It’s been 8 years since Blur released their ‘latest’ album Think Tank. It was their first release to not feature lead guitarist and co-founding member Graham Coxon (apart from the final track ‘Battery In Your Leg’) and it was massively apparent in the song-writing and arrangements. However every Blur album is different and should be judged on it’s own merit and not compared to anything that came before.
The band started recording the album in late 2001 at Albarn’s Studio 13 in London before moving to Marrakech in Morocco, and finally ending in a barn in Devon. There’s definitely a very loose feel throughout the album and the songs are very jam based, relying less on guitar and more on simple background instruments such as acoustic guitars, arabic instruments and string sections. It’s a beautiful album from start to finish with many of the lyrics about Coxon not being a part of the band anymore.

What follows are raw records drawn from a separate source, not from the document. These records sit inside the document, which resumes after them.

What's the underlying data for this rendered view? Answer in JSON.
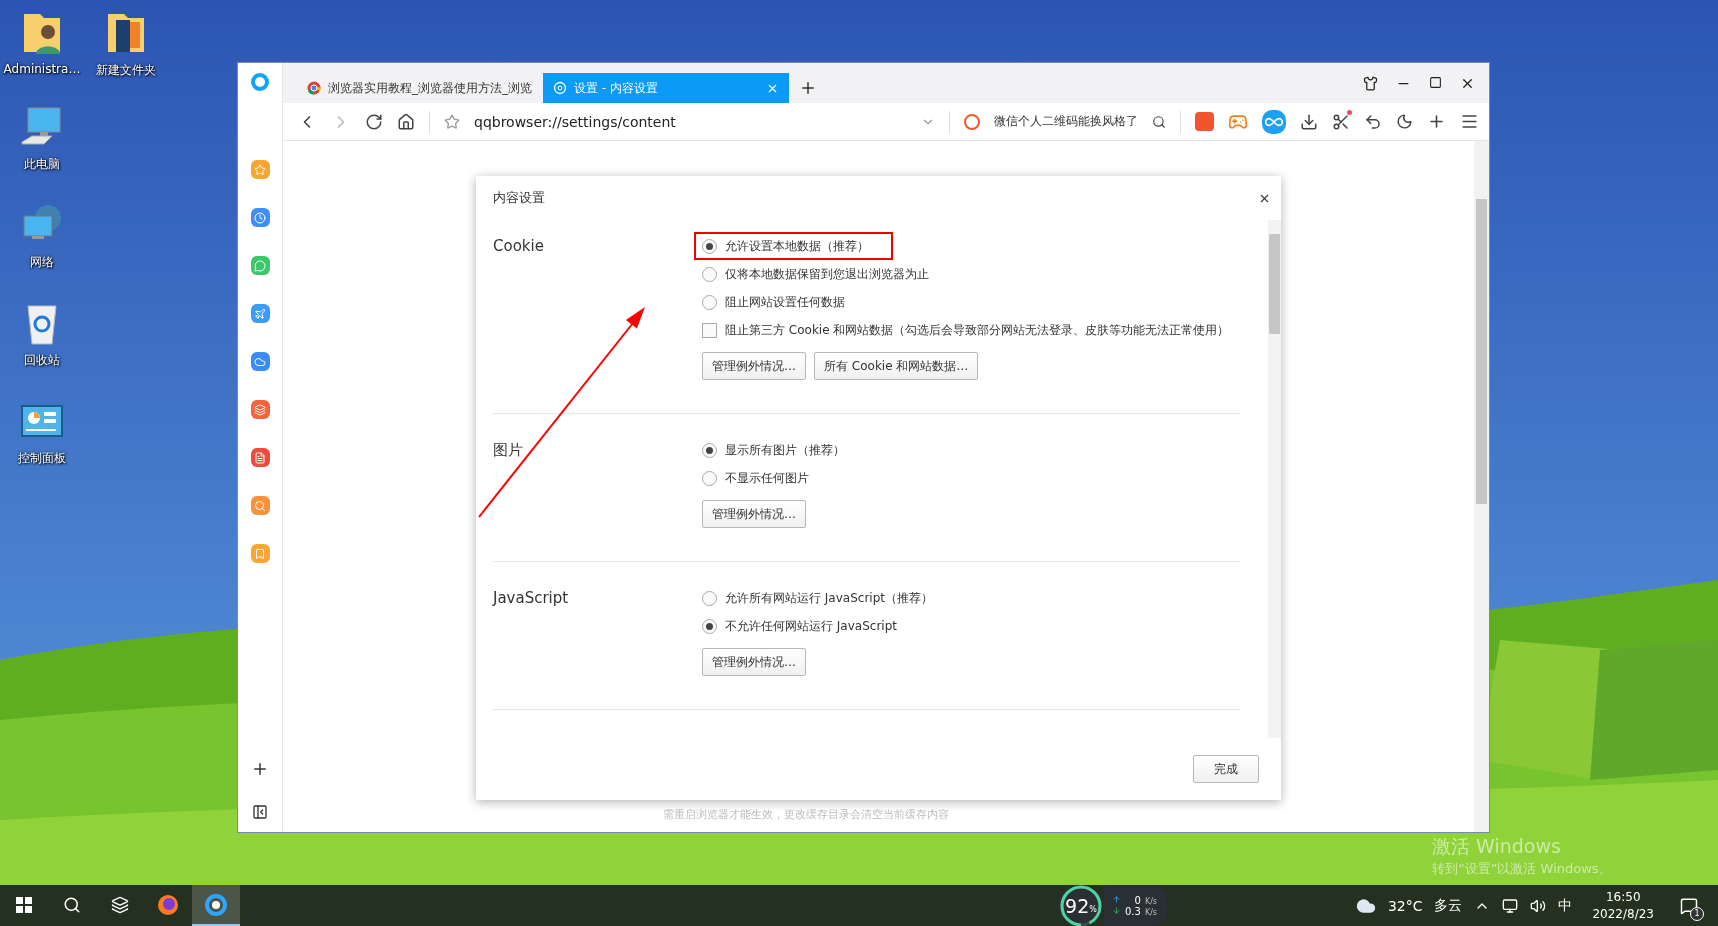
{
  "desktop_icons": [
    {
      "label": "Administra…"
    },
    {
      "label": "新建文件夹"
    },
    {
      "label": "此电脑"
    },
    {
      "label": "网络"
    },
    {
      "label": "回收站"
    },
    {
      "label": "控制面板"
    }
  ],
  "browser": {
    "tabs": [
      {
        "title": "浏览器实用教程_浏览器使用方法_浏览",
        "selected": false
      },
      {
        "title": "设置 - 内容设置",
        "selected": true
      }
    ],
    "address": "qqbrowser://settings/content",
    "search": {
      "placeholder": "微信个人二维码能换风格了"
    },
    "dialog": {
      "title": "内容设置",
      "sections": [
        {
          "label": "Cookie",
          "options": [
            {
              "kind": "radio",
              "label": "允许设置本地数据（推荐）",
              "selected": true,
              "highlighted": true
            },
            {
              "kind": "radio",
              "label": "仅将本地数据保留到您退出浏览器为止",
              "selected": false,
              "highlighted": false
            },
            {
              "kind": "radio",
              "label": "阻止网站设置任何数据",
              "selected": false,
              "highlighted": false
            },
            {
              "kind": "checkbox",
              "label": "阻止第三方 Cookie 和网站数据（勾选后会导致部分网站无法登录、皮肤等功能无法正常使用）",
              "checked": false,
              "highlighted": false
            }
          ],
          "buttons": [
            "管理例外情况…",
            "所有 Cookie 和网站数据…"
          ]
        },
        {
          "label": "图片",
          "options": [
            {
              "kind": "radio",
              "label": "显示所有图片（推荐）",
              "selected": true,
              "highlighted": false
            },
            {
              "kind": "radio",
              "label": "不显示任何图片",
              "selected": false,
              "highlighted": false
            }
          ],
          "buttons": [
            "管理例外情况…"
          ]
        },
        {
          "label": "JavaScript",
          "options": [
            {
              "kind": "radio",
              "label": "允许所有网站运行 JavaScript（推荐）",
              "selected": false,
              "highlighted": false
            },
            {
              "kind": "radio",
              "label": "不允许任何网站运行 JavaScript",
              "selected": true,
              "highlighted": false
            }
          ],
          "buttons": [
            "管理例外情况…"
          ]
        }
      ],
      "done_button": "完成"
    },
    "page_note": "需重启浏览器才能生效，更改缓存目录会清空当前缓存内容"
  },
  "activation_notice": {
    "title": "激活 Windows",
    "hint": "转到“设置”以激活 Windows。"
  },
  "taskbar": {
    "apps": [
      {
        "kind": "firefox",
        "selected": false
      },
      {
        "kind": "browser",
        "selected": true
      }
    ],
    "monitor": {
      "value": "92",
      "unit": "%",
      "upload": "0",
      "upload_unit": "K/s",
      "download": "0.3",
      "download_unit": "K/s"
    },
    "weather": {
      "temperature": "32°C",
      "condition": "多云"
    },
    "ime": "中",
    "time": "16:50",
    "date": "2022/8/23",
    "notifications": "1"
  }
}
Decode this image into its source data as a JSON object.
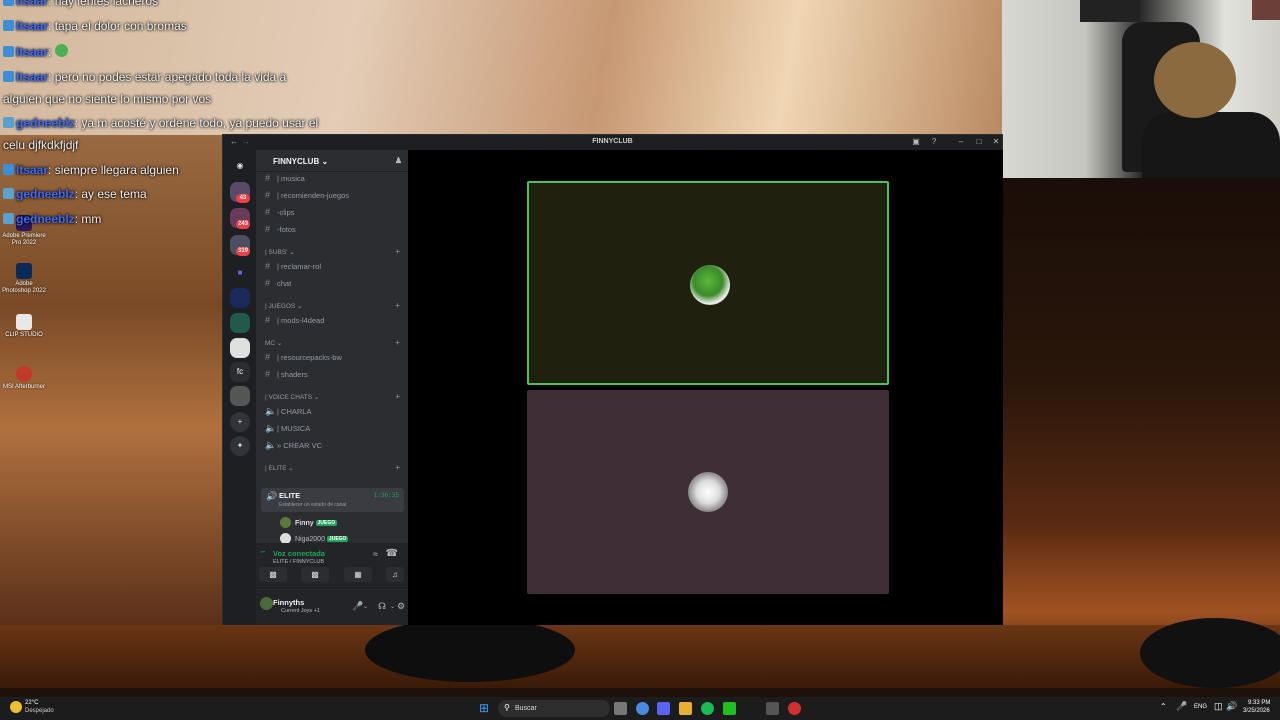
{
  "stream_chat": [
    {
      "user": "Itsaar",
      "text": ": hay lentes lacheros"
    },
    {
      "user": "Itsaar",
      "text": ": tapa el dolor con bromas"
    },
    {
      "user": "Itsaar",
      "text": ":"
    },
    {
      "user": "Itsaar",
      "text": ": pero no podes estar apegado toda la vida a"
    },
    {
      "user": "",
      "text": "alguien que no siente lo mismo por vos"
    },
    {
      "user": "gedneeblz",
      "text": ": ya m acosté y ordene todo, ya puedo usar el"
    },
    {
      "user": "",
      "text": "celu djfkdkfjdjf"
    },
    {
      "user": "Itsaar",
      "text": ": siempre llegara alguien"
    },
    {
      "user": "gedneeblz",
      "text": ": ay ese tema"
    },
    {
      "user": "gedneeblz",
      "text": ": mm"
    }
  ],
  "desktop_icons": [
    {
      "label": "Adobe Premiere Pro 2022",
      "color": "#2a1a5a"
    },
    {
      "label": "Adobe Photoshop 2022",
      "color": "#0a2a5a"
    },
    {
      "label": "CLIP STUDIO",
      "color": "#e8e8e8"
    },
    {
      "label": "MSI Afterburner",
      "color": "#c0392b"
    }
  ],
  "discord": {
    "window_title": "FINNYCLUB",
    "server_name": "FINNYCLUB",
    "server_badges": [
      "43",
      "243",
      "319"
    ],
    "rail_fc": "fc",
    "channels": [
      {
        "name": "| musica",
        "type": "text"
      },
      {
        "name": "| recomienden-juegos",
        "type": "text"
      },
      {
        "name": "-clips",
        "type": "text"
      },
      {
        "name": "-fotos",
        "type": "text"
      }
    ],
    "categories": {
      "subs": "| SUBS'",
      "juegos": "| JUEGOS",
      "mc": "MC",
      "voice": "| VOICE CHATS",
      "elite": "| ELITE"
    },
    "subs_channels": [
      "| reclamar-rol",
      "chat"
    ],
    "juegos_channels": [
      "| mods-l4dead"
    ],
    "mc_channels": [
      "| resourcepacks-bw",
      "| shaders"
    ],
    "voice_channels": [
      "| CHARLA",
      "| MUSICA",
      "» CREAR VC"
    ],
    "active_voice": {
      "name": "ELITE",
      "timer": "1:36:35",
      "status": "Establecer un estado de canal"
    },
    "members": [
      {
        "name": "Finny",
        "tag": "JUEGO"
      },
      {
        "name": "Niga2000",
        "tag": "JUEGO"
      }
    ],
    "voice_panel": {
      "status": "Voz conectada",
      "location": "ELITE / FINNYCLUB"
    },
    "user": {
      "name": "Finnyths",
      "status": "Current Joys +1"
    }
  },
  "taskbar": {
    "weather_temp": "22°C",
    "weather_desc": "Despejado",
    "search_placeholder": "Buscar",
    "lang": "ENG",
    "time": "9:33 PM",
    "date": "3/25/2026"
  },
  "colors": {
    "speaking_border": "#4cc15e",
    "discord_green": "#23a55a",
    "chat_name": "#3b6cff"
  }
}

- Out Of Time
- Crazy Beat
- Good Song
- On The Way To The Club
- Brothers and Sisters
- We’ve Got A File On You
- Moroccan Peoples Revolutionary Bowls Club
- Sweet Song
- Gene By Gene
- Battery In Your Leg
Personally, I can’t fault this album as I love every track. ‘Battery In Your Leg’ is one of the most beautiful and sad songs that Blur ever wrote and the only track on the album that Coxon featured on. The song features Albarn on piano and some of the most spectacular guitar sounds that you will ever hear on a recording. Coxon is a master of the guitar and it seems that he can get any sound out of it, and they’re all there in this track. He sounds like an aeroplane taking off and the guitar solo with a large amount of reverb is so haunting it’s unbelievable.
‘Ambulance’, ‘Good Song’ and ‘Sweet Song’ feature Albarn at his lyrical best. ‘Sweet Song’ is another favourite of mine and again features Albarn on piano with an acoustic guitar and simple percussion and backing vocals behind him. The lyric ‘I hope I see the good in you come back again, I just believed in you’ brings a tear to the eye as he’s singing about his friend Coxon not being in the band anymore. ‘Good Song’ is a simple acoustic guitar based track, and again features stunning lyrics. Other tracks such as ‘We’ve Got A File On You’ and ‘Brothers and Sisters’ bring out a more attacking Blur with feisty guitar parts and lyrics.
Two tracks were produced by Fatboy Slim and this is rumoured to be one of the reasons why Coxon didn’t want any part of the album. These songs are ‘Crazy Beat’ and ‘Gene by Gene’ and they definitely could have been a lot better with a different producer. Fatboy Slim is good doing his own thing, but Blur are a much bigger animal and he didn’t do the songs justice at all as they feature electronic sampling which just isn’t Blur at all. The songs are good, but the two weakest on the album.
There is pregap hidden track on Think Tank called ‘Me, White Noise’ and you can only listen to it be rewinding the album BEFORE the first track. A genius way to hide a song. It features Phil Daniels on vocals (Parklife) and is one of the only Blur song to feature swearing. Apparently it was written and recorded in a drunken haze in Devon. It’s so different to anything Blur have ever done, but it’s fantastic.
The Think Tank b-sides are also worth listening to. They include three more tracks that Coxon featured on which are ‘The Outsider’, ‘Morricone’ and the stunning ‘Some Glad Morning’ which I think should have been an album track. The other b-sides are ‘Don’t Be’, ‘Money Makes Me Crazy’, ‘Tune 2’, ‘Colours’ and an alternate version of ‘Me, White Noise’ with Albarn on vocals. There were a vast quantity of songs recorded in the sessions for the album which apparently numbered into the 40’s. A pity less than half have been released.
Some say Think Tank is more of a Gorillaz album than a Blur album due to Albarn being more in control of the whole process than on any of their previous records. But it’s definitely a Blur album, you can just hear it. I was lucky enough to see Blur play reunion shows in 2009 when Coxon came back to the band, and they even played ‘Battery In Your Leg’ at one of them. But just the once. It was fantastic. However if they ever play live again I highly doubt any of the tracks on Think Tank will be included in sets. Blur fans see it as a very dark period in the bands history, as do the band themselves. But it’s a great album if you put everything aside and I thoroughly recommend it.